------ DATASET CONTENT

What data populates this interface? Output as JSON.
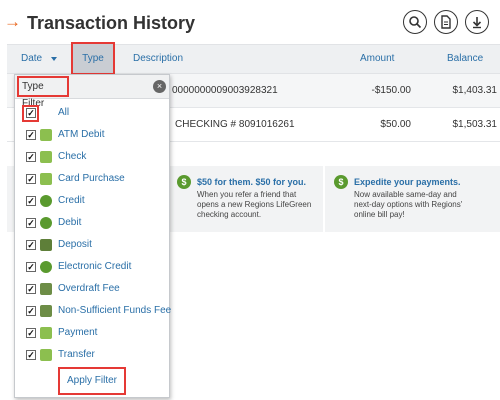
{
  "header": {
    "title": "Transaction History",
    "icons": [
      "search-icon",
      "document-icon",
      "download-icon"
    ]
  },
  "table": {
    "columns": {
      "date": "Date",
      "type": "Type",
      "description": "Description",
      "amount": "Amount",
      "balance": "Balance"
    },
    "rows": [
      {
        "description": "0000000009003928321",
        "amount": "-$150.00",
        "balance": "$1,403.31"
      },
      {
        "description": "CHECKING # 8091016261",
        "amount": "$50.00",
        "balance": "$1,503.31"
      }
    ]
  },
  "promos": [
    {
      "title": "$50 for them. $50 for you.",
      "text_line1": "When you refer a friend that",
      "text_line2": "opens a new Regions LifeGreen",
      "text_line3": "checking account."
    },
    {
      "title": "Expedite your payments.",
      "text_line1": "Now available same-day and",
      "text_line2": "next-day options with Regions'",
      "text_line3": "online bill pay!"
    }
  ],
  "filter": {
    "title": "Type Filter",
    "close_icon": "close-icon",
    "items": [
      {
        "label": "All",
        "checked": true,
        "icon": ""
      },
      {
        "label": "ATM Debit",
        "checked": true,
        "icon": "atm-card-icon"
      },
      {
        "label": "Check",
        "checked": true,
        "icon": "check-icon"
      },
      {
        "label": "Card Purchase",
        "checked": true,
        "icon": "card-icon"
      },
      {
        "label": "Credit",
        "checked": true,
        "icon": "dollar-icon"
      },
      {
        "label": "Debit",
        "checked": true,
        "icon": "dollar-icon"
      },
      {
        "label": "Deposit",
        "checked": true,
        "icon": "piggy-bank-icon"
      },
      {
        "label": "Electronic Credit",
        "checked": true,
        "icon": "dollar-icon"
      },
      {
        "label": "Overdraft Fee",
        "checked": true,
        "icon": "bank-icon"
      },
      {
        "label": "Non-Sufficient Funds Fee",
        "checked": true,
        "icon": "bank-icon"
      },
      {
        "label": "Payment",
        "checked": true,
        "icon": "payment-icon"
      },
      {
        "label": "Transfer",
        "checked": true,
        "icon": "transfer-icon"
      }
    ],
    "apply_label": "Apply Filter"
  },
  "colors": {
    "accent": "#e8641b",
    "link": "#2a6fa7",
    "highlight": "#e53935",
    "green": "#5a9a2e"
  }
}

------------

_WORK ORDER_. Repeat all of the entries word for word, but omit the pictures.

_THE COMPLETED TASK_.
What data populates this interface? Output as JSON.
{
  "header": {
    "title": "Transaction History",
    "icons": [
      "search-icon",
      "document-icon",
      "download-icon"
    ]
  },
  "table": {
    "columns": {
      "date": "Date",
      "type": "Type",
      "description": "Description",
      "amount": "Amount",
      "balance": "Balance"
    },
    "rows": [
      {
        "description": "0000000009003928321",
        "amount": "-$150.00",
        "balance": "$1,403.31"
      },
      {
        "description": "CHECKING # 8091016261",
        "amount": "$50.00",
        "balance": "$1,503.31"
      }
    ]
  },
  "promos": [
    {
      "title": "$50 for them. $50 for you.",
      "text_line1": "When you refer a friend that",
      "text_line2": "opens a new Regions LifeGreen",
      "text_line3": "checking account."
    },
    {
      "title": "Expedite your payments.",
      "text_line1": "Now available same-day and",
      "text_line2": "next-day options with Regions'",
      "text_line3": "online bill pay!"
    }
  ],
  "filter": {
    "title": "Type Filter",
    "close_icon": "close-icon",
    "items": [
      {
        "label": "All",
        "checked": true,
        "icon": ""
      },
      {
        "label": "ATM Debit",
        "checked": true,
        "icon": "atm-card-icon"
      },
      {
        "label": "Check",
        "checked": true,
        "icon": "check-icon"
      },
      {
        "label": "Card Purchase",
        "checked": true,
        "icon": "card-icon"
      },
      {
        "label": "Credit",
        "checked": true,
        "icon": "dollar-icon"
      },
      {
        "label": "Debit",
        "checked": true,
        "icon": "dollar-icon"
      },
      {
        "label": "Deposit",
        "checked": true,
        "icon": "piggy-bank-icon"
      },
      {
        "label": "Electronic Credit",
        "checked": true,
        "icon": "dollar-icon"
      },
      {
        "label": "Overdraft Fee",
        "checked": true,
        "icon": "bank-icon"
      },
      {
        "label": "Non-Sufficient Funds Fee",
        "checked": true,
        "icon": "bank-icon"
      },
      {
        "label": "Payment",
        "checked": true,
        "icon": "payment-icon"
      },
      {
        "label": "Transfer",
        "checked": true,
        "icon": "transfer-icon"
      }
    ],
    "apply_label": "Apply Filter"
  },
  "colors": {
    "accent": "#e8641b",
    "link": "#2a6fa7",
    "highlight": "#e53935",
    "green": "#5a9a2e"
  }
}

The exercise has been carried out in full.